[Dataset rows for apps and sites]
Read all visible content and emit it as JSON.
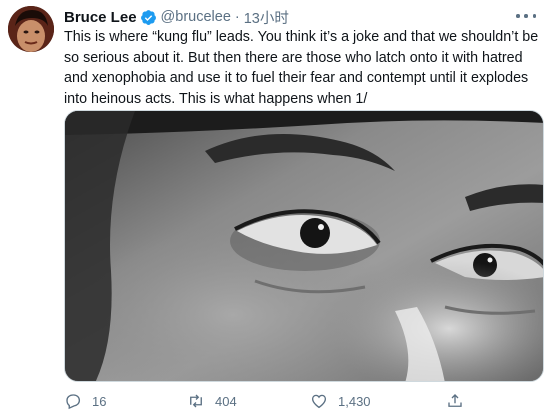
{
  "tweet": {
    "author_name": "Bruce Lee",
    "handle": "@brucelee",
    "separator": "·",
    "time": "13小时",
    "text": "This is where “kung flu” leads. You think it’s a joke and that we shouldn’t be so serious about it. But then there are those who latch onto it with hatred and xenophobia and use it to fuel their fear and contempt until it explodes into heinous acts. This is what happens when 1/"
  },
  "icons": {
    "verified": "verified-badge-icon",
    "more": "more-icon",
    "reply": "reply-icon",
    "retweet": "retweet-icon",
    "like": "like-icon",
    "share": "share-icon"
  },
  "actions": {
    "reply_count": "16",
    "retweet_count": "404",
    "like_count": "1,430"
  },
  "colors": {
    "verified_blue": "#1d9bf0",
    "secondary_text": "#5b7083",
    "border": "#cfd9de"
  }
}
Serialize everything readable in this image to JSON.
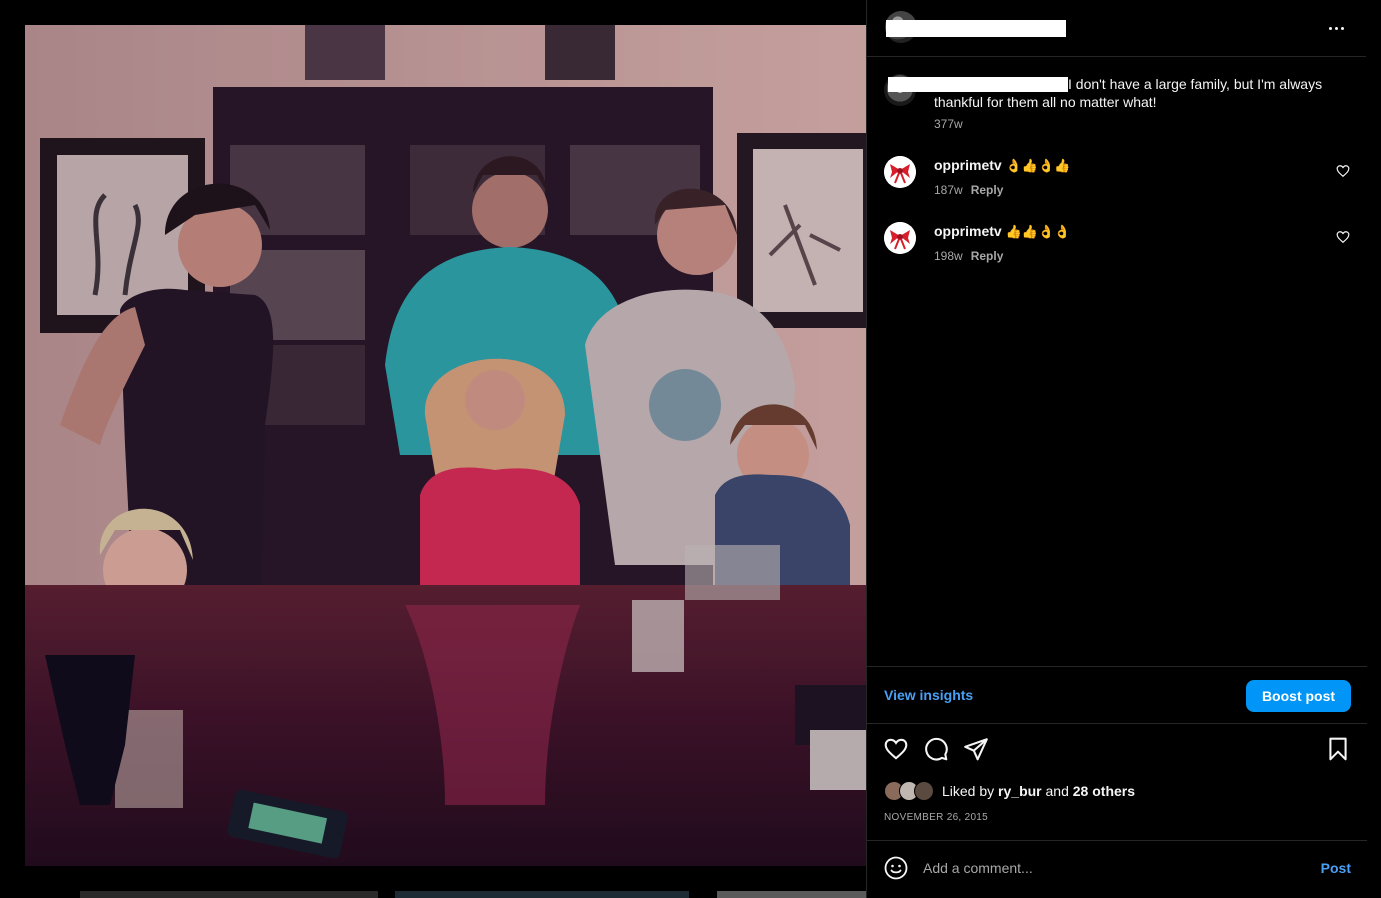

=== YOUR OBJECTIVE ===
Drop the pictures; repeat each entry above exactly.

=== RESPONSE FOR THIS EXERCISE ===
Read all visible content and emit it as JSON.
{
  "tweet": {
    "author_name": "Bruce Lee",
    "handle": "@brucelee",
    "separator": "·",
    "time": "13小时",
    "text": "This is where “kung flu” leads. You think it’s a joke and that we shouldn’t be so serious about it. But then there are those who latch onto it with hatred and xenophobia and use it to fuel their fear and contempt until it explodes into heinous acts. This is what happens when 1/"
  },
  "icons": {
    "verified": "verified-badge-icon",
    "more": "more-icon",
    "reply": "reply-icon",
    "retweet": "retweet-icon",
    "like": "like-icon",
    "share": "share-icon"
  },
  "actions": {
    "reply_count": "16",
    "retweet_count": "404",
    "like_count": "1,430"
  },
  "colors": {
    "verified_blue": "#1d9bf0",
    "secondary_text": "#5b7083",
    "border": "#cfd9de"
  }
}
Serialize everything readable in this image to JSON.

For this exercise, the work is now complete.